- **Problem statement**
Wherever the string "BusinessEntityID" shows up in the records below, return that line.

- **Records to use**
☆ ☆ ☆ ☆ ☆
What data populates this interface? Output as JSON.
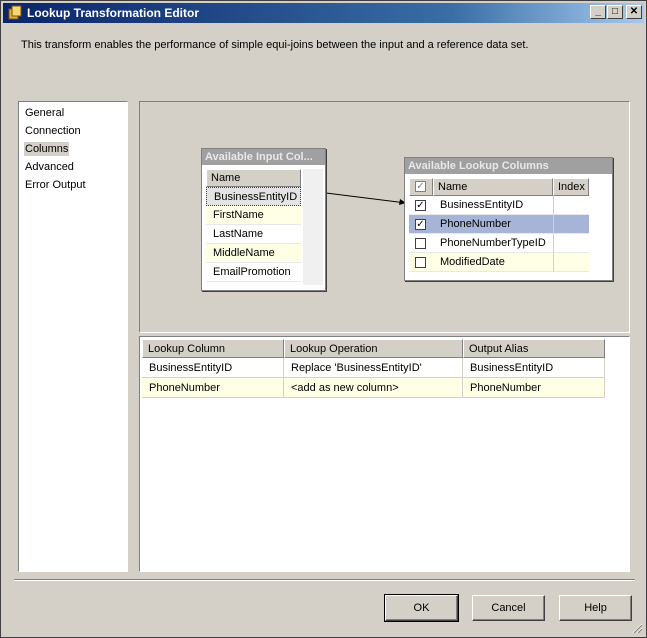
{
  "window": {
    "title": "Lookup Transformation Editor",
    "description": "This transform enables the performance of simple equi-joins between the input and a reference data set."
  },
  "nav": {
    "items": [
      "General",
      "Connection",
      "Columns",
      "Advanced",
      "Error Output"
    ],
    "selected": "Columns"
  },
  "input_table": {
    "title": "Available Input Col...",
    "header": "Name",
    "rows": [
      "BusinessEntityID",
      "FirstName",
      "LastName",
      "MiddleName",
      "EmailPromotion"
    ]
  },
  "lookup_table": {
    "title": "Available Lookup Columns",
    "headers": {
      "name": "Name",
      "index": "Index"
    },
    "rows": [
      {
        "name": "BusinessEntityID",
        "checked": true
      },
      {
        "name": "PhoneNumber",
        "checked": true
      },
      {
        "name": "PhoneNumberTypeID",
        "checked": false
      },
      {
        "name": "ModifiedDate",
        "checked": false
      }
    ]
  },
  "mapping_grid": {
    "headers": [
      "Lookup Column",
      "Lookup Operation",
      "Output Alias"
    ],
    "rows": [
      [
        "BusinessEntityID",
        "Replace 'BusinessEntityID'",
        "BusinessEntityID"
      ],
      [
        "PhoneNumber",
        "<add as new column>",
        "PhoneNumber"
      ]
    ]
  },
  "buttons": {
    "ok": "OK",
    "cancel": "Cancel",
    "help": "Help"
  },
  "title_buttons": {
    "minimize": "_",
    "maximize": "□",
    "close": "✕"
  },
  "colors": {
    "titlebar": "#0a246a",
    "face": "#d4d0c8",
    "row_highlight": "#ffffe6",
    "selected_row": "#a6b4d8"
  }
}
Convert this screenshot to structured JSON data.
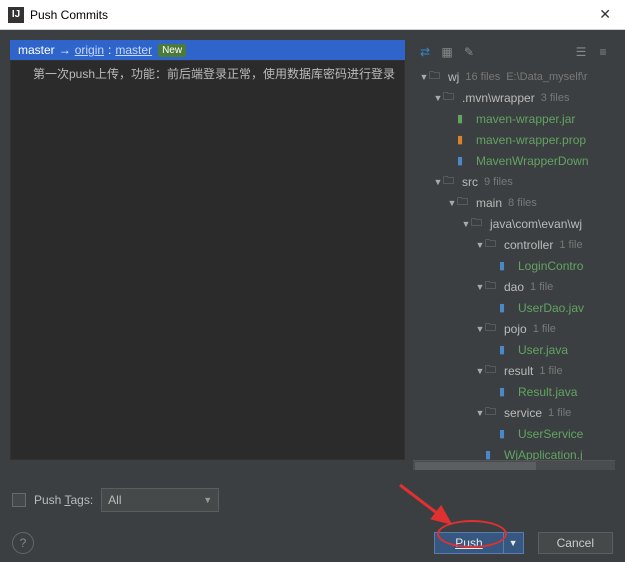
{
  "window": {
    "title": "Push Commits",
    "icon_letter": "IJ"
  },
  "branch": {
    "local": "master",
    "arrow": "→",
    "remote_name": "origin",
    "colon": ":",
    "remote_branch": "master",
    "new_tag": "New"
  },
  "commit": {
    "message": "第一次push上传，功能：前后端登录正常，使用数据库密码进行登录"
  },
  "tree": [
    {
      "depth": 0,
      "arrow": "▼",
      "icon": "folder",
      "label": "wj",
      "count": "16 files",
      "path": "E:\\Data_myself\\r",
      "green": false
    },
    {
      "depth": 1,
      "arrow": "▼",
      "icon": "folder",
      "label": ".mvn\\wrapper",
      "count": "3 files",
      "green": false
    },
    {
      "depth": 2,
      "arrow": "",
      "icon": "file",
      "label": "maven-wrapper.jar",
      "green": true
    },
    {
      "depth": 2,
      "arrow": "",
      "icon": "file2",
      "label": "maven-wrapper.prop",
      "green": true
    },
    {
      "depth": 2,
      "arrow": "",
      "icon": "file3",
      "label": "MavenWrapperDown",
      "green": true
    },
    {
      "depth": 1,
      "arrow": "▼",
      "icon": "folder",
      "label": "src",
      "count": "9 files",
      "green": false
    },
    {
      "depth": 2,
      "arrow": "▼",
      "icon": "folder",
      "label": "main",
      "count": "8 files",
      "green": false
    },
    {
      "depth": 3,
      "arrow": "▼",
      "icon": "folder",
      "label": "java\\com\\evan\\wj",
      "green": false
    },
    {
      "depth": 4,
      "arrow": "▼",
      "icon": "folder",
      "label": "controller",
      "count": "1 file",
      "green": false
    },
    {
      "depth": 5,
      "arrow": "",
      "icon": "file3",
      "label": "LoginContro",
      "green": true
    },
    {
      "depth": 4,
      "arrow": "▼",
      "icon": "folder",
      "label": "dao",
      "count": "1 file",
      "green": false
    },
    {
      "depth": 5,
      "arrow": "",
      "icon": "file3",
      "label": "UserDao.jav",
      "green": true
    },
    {
      "depth": 4,
      "arrow": "▼",
      "icon": "folder",
      "label": "pojo",
      "count": "1 file",
      "green": false
    },
    {
      "depth": 5,
      "arrow": "",
      "icon": "file3",
      "label": "User.java",
      "green": true
    },
    {
      "depth": 4,
      "arrow": "▼",
      "icon": "folder",
      "label": "result",
      "count": "1 file",
      "green": false
    },
    {
      "depth": 5,
      "arrow": "",
      "icon": "file3",
      "label": "Result.java",
      "green": true
    },
    {
      "depth": 4,
      "arrow": "▼",
      "icon": "folder",
      "label": "service",
      "count": "1 file",
      "green": false
    },
    {
      "depth": 5,
      "arrow": "",
      "icon": "file3",
      "label": "UserService",
      "green": true
    },
    {
      "depth": 4,
      "arrow": "",
      "icon": "file3",
      "label": "WjApplication.j",
      "green": true
    }
  ],
  "footer": {
    "push_tags_label_pre": "Push ",
    "push_tags_label_u": "T",
    "push_tags_label_post": "ags:",
    "tags_select": "All",
    "push_btn_u": "P",
    "push_btn_rest": "ush",
    "cancel": "Cancel"
  }
}
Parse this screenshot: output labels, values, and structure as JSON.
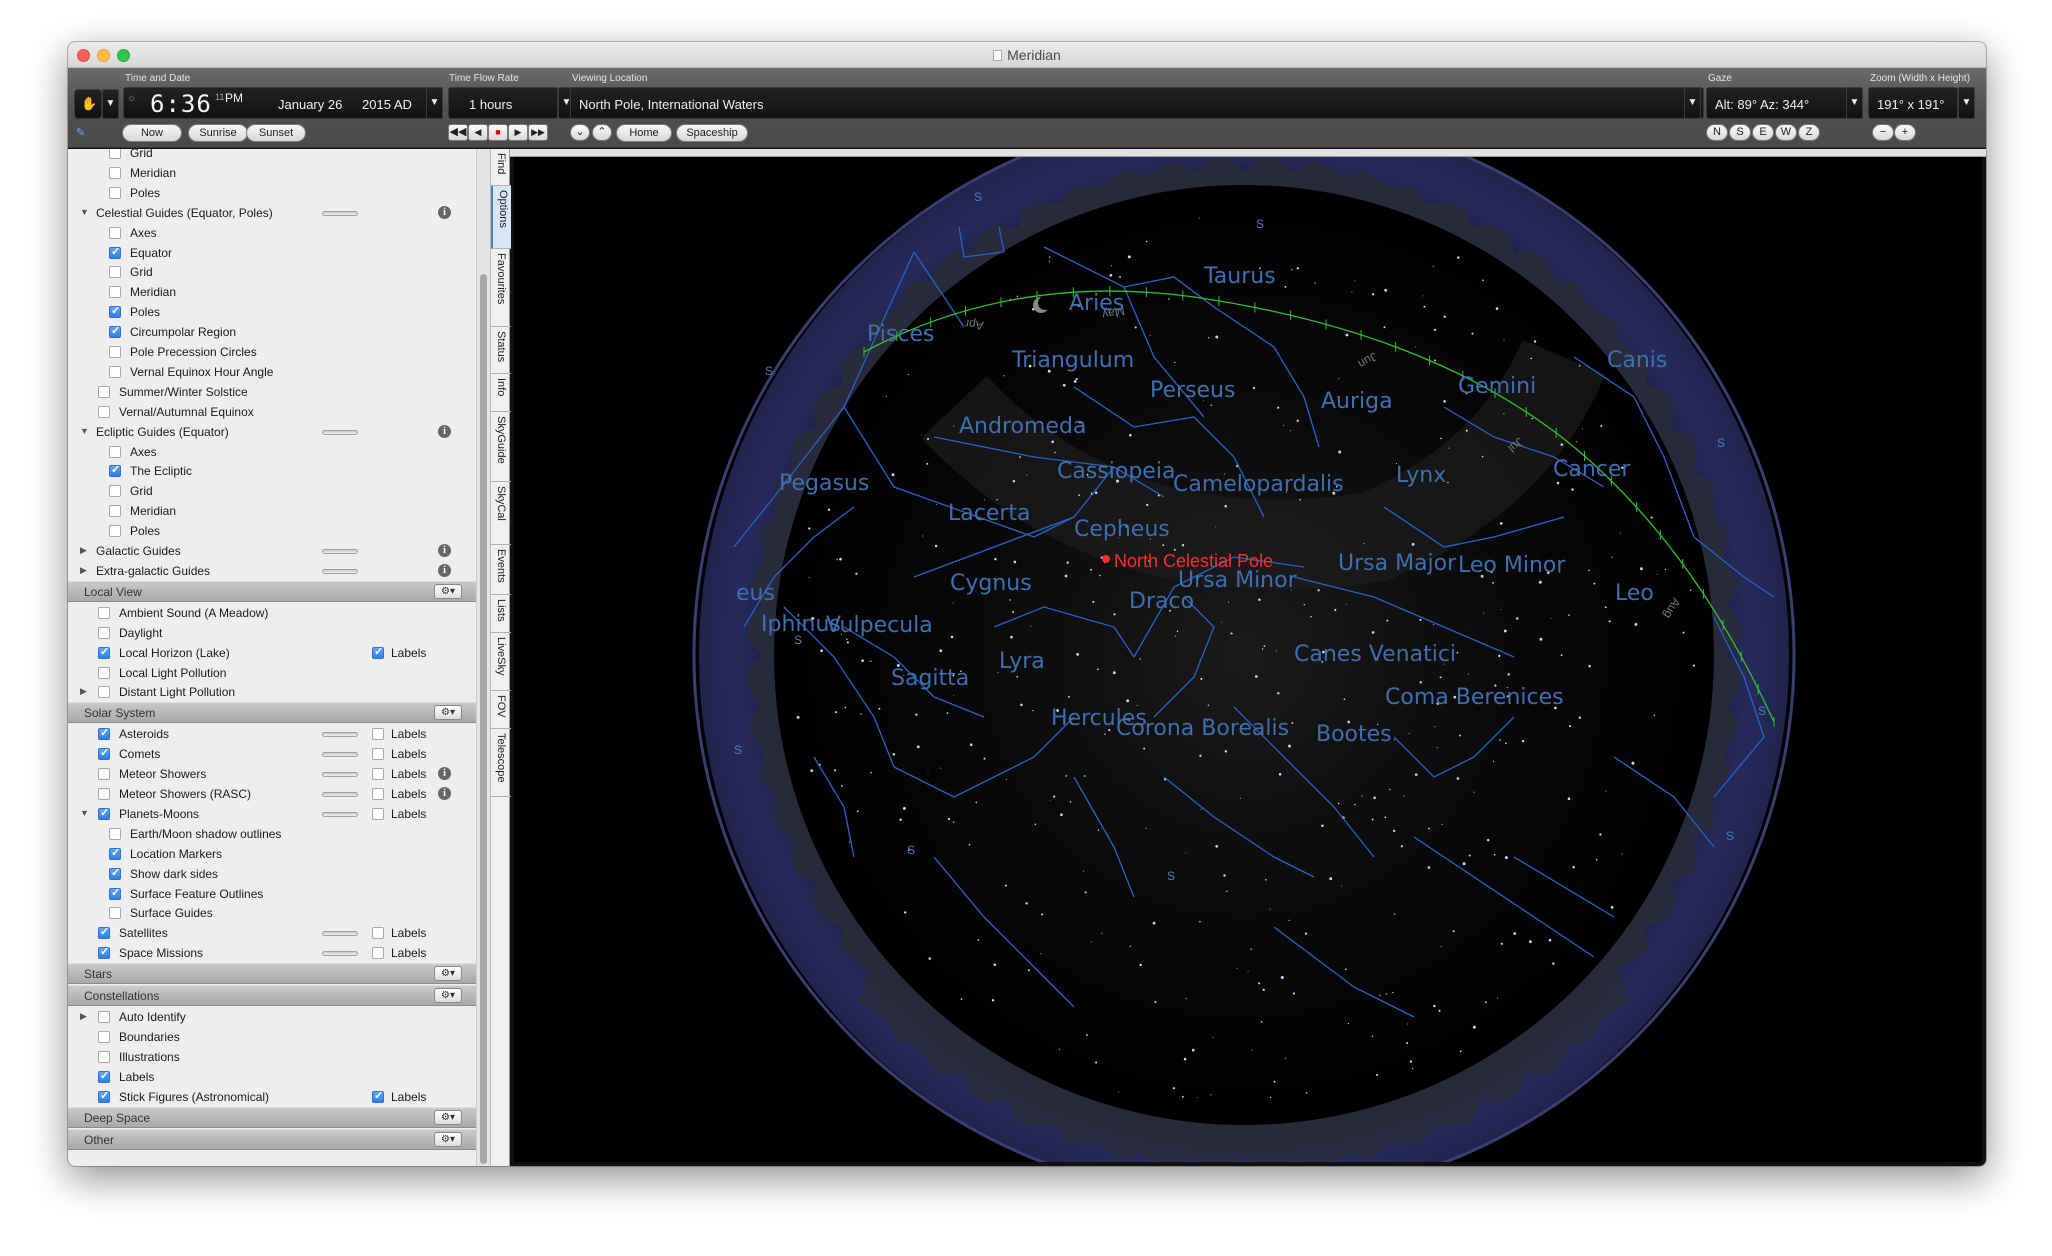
{
  "window": {
    "title": "Meridian"
  },
  "toolbar": {
    "time_and_date_label": "Time and Date",
    "time": "6:36",
    "ampm": "PM",
    "date": "January 26",
    "year": "2015 AD",
    "now": "Now",
    "sunrise": "Sunrise",
    "sunset": "Sunset",
    "time_flow_label": "Time Flow Rate",
    "time_flow_value": "1 hours",
    "viewing_location_label": "Viewing Location",
    "viewing_location_value": "North Pole, International Waters",
    "home": "Home",
    "spaceship": "Spaceship",
    "gaze_label": "Gaze",
    "gaze_value": "Alt: 89° Az: 344°",
    "gaze_buttons": [
      "N",
      "S",
      "E",
      "W",
      "Z"
    ],
    "zoom_label": "Zoom (Width x Height)",
    "zoom_value": "191° x 191°",
    "zoom_out": "−",
    "zoom_in": "+"
  },
  "sidebar": {
    "rows": [
      {
        "label": "Grid",
        "indent": 2,
        "checked": false
      },
      {
        "label": "Meridian",
        "indent": 2,
        "checked": false
      },
      {
        "label": "Poles",
        "indent": 2,
        "checked": false
      },
      {
        "label": "Celestial Guides (Equator, Poles)",
        "indent": 0,
        "tri": "down",
        "slider": true,
        "info": true
      },
      {
        "label": "Axes",
        "indent": 2,
        "checked": false
      },
      {
        "label": "Equator",
        "indent": 2,
        "checked": true
      },
      {
        "label": "Grid",
        "indent": 2,
        "checked": false
      },
      {
        "label": "Meridian",
        "indent": 2,
        "checked": false
      },
      {
        "label": "Poles",
        "indent": 2,
        "checked": true
      },
      {
        "label": "Circumpolar Region",
        "indent": 2,
        "checked": true
      },
      {
        "label": "Pole Precession Circles",
        "indent": 2,
        "checked": false
      },
      {
        "label": "Vernal Equinox Hour Angle",
        "indent": 2,
        "checked": false
      },
      {
        "label": "Summer/Winter Solstice",
        "indent": 1,
        "checked": false
      },
      {
        "label": "Vernal/Autumnal Equinox",
        "indent": 1,
        "checked": false
      },
      {
        "label": "Ecliptic Guides (Equator)",
        "indent": 0,
        "tri": "down",
        "slider": true,
        "info": true
      },
      {
        "label": "Axes",
        "indent": 2,
        "checked": false
      },
      {
        "label": "The Ecliptic",
        "indent": 2,
        "checked": true
      },
      {
        "label": "Grid",
        "indent": 2,
        "checked": false
      },
      {
        "label": "Meridian",
        "indent": 2,
        "checked": false
      },
      {
        "label": "Poles",
        "indent": 2,
        "checked": false
      },
      {
        "label": "Galactic Guides",
        "indent": 0,
        "tri": "right",
        "slider": true,
        "info": true
      },
      {
        "label": "Extra-galactic Guides",
        "indent": 0,
        "tri": "right",
        "slider": true,
        "info": true
      },
      {
        "section": "Local View"
      },
      {
        "label": "Ambient Sound (A Meadow)",
        "indent": 1,
        "checked": false
      },
      {
        "label": "Daylight",
        "indent": 1,
        "checked": false
      },
      {
        "label": "Local Horizon (Lake)",
        "indent": 1,
        "checked": true,
        "labels": true,
        "labels_checked": true
      },
      {
        "label": "Local Light Pollution",
        "indent": 1,
        "checked": false
      },
      {
        "label": "Distant Light Pollution",
        "indent": 1,
        "checked": false,
        "tri": "right"
      },
      {
        "section": "Solar System"
      },
      {
        "label": "Asteroids",
        "indent": 1,
        "checked": true,
        "slider": true,
        "labels": true,
        "labels_checked": false
      },
      {
        "label": "Comets",
        "indent": 1,
        "checked": true,
        "slider": true,
        "labels": true,
        "labels_checked": false
      },
      {
        "label": "Meteor Showers",
        "indent": 1,
        "checked": false,
        "slider": true,
        "labels": true,
        "labels_checked": false,
        "info": true
      },
      {
        "label": "Meteor Showers (RASC)",
        "indent": 1,
        "checked": false,
        "slider": true,
        "labels": true,
        "labels_checked": false,
        "info": true
      },
      {
        "label": "Planets-Moons",
        "indent": 1,
        "checked": true,
        "tri": "down",
        "slider": true,
        "labels": true,
        "labels_checked": false
      },
      {
        "label": "Earth/Moon shadow outlines",
        "indent": 2,
        "checked": false
      },
      {
        "label": "Location Markers",
        "indent": 2,
        "checked": true
      },
      {
        "label": "Show dark sides",
        "indent": 2,
        "checked": true
      },
      {
        "label": "Surface Feature Outlines",
        "indent": 2,
        "checked": true
      },
      {
        "label": "Surface Guides",
        "indent": 2,
        "checked": false
      },
      {
        "label": "Satellites",
        "indent": 1,
        "checked": true,
        "slider": true,
        "labels": true,
        "labels_checked": false
      },
      {
        "label": "Space Missions",
        "indent": 1,
        "checked": true,
        "slider": true,
        "labels": true,
        "labels_checked": false
      },
      {
        "section": "Stars"
      },
      {
        "section": "Constellations"
      },
      {
        "label": "Auto Identify",
        "indent": 1,
        "checked": false,
        "tri": "right"
      },
      {
        "label": "Boundaries",
        "indent": 1,
        "checked": false
      },
      {
        "label": "Illustrations",
        "indent": 1,
        "checked": false
      },
      {
        "label": "Labels",
        "indent": 1,
        "checked": true
      },
      {
        "label": "Stick Figures (Astronomical)",
        "indent": 1,
        "checked": true,
        "labels": true,
        "labels_checked": true
      },
      {
        "section": "Deep Space"
      },
      {
        "section": "Other"
      }
    ],
    "labels_text": "Labels"
  },
  "tabs": [
    "Find",
    "Options",
    "Favourites",
    "Status",
    "Info",
    "SkyGuide",
    "SkyCal",
    "Events",
    "Lists",
    "LiveSky",
    "FOV",
    "Telescope"
  ],
  "active_tab": "Options",
  "sky": {
    "pole_label": "North Celestial Pole",
    "constellations": [
      "Taurus",
      "Aries",
      "Pisces",
      "Triangulum",
      "Perseus",
      "Auriga",
      "Gemini",
      "Canis",
      "Andromeda",
      "Cassiopeia",
      "Camelopardalis",
      "Lynx",
      "Cancer",
      "Pegasus",
      "Lacerta",
      "Cepheus",
      "Ursa Major",
      "Leo Minor",
      "eus",
      "Cygnus",
      "Ursa Minor",
      "Leo",
      "Draco",
      "Iphinus",
      "Vulpecula",
      "Sagitta",
      "Lyra",
      "Canes Venatici",
      "Coma Berenices",
      "Hercules",
      "Corona Borealis",
      "Bootes"
    ],
    "months": [
      "Apr",
      "May",
      "Jun",
      "Jul",
      "Aug"
    ],
    "compass_marks": [
      "S",
      "S",
      "S",
      "S",
      "S",
      "S",
      "S",
      "S",
      "S",
      "S"
    ],
    "colors": {
      "lines": "#2a63c7",
      "labels": "#3f6fb0",
      "ecliptic": "#2fc22f",
      "pole": "#ff2a2a",
      "dome": "#1e2248"
    }
  }
}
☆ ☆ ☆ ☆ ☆
- **Finished task**
      "BusinessEntityID",
        "name": "BusinessEntityID",
        "BusinessEntityID",
        "Replace 'BusinessEntityID'",
        "BusinessEntityID"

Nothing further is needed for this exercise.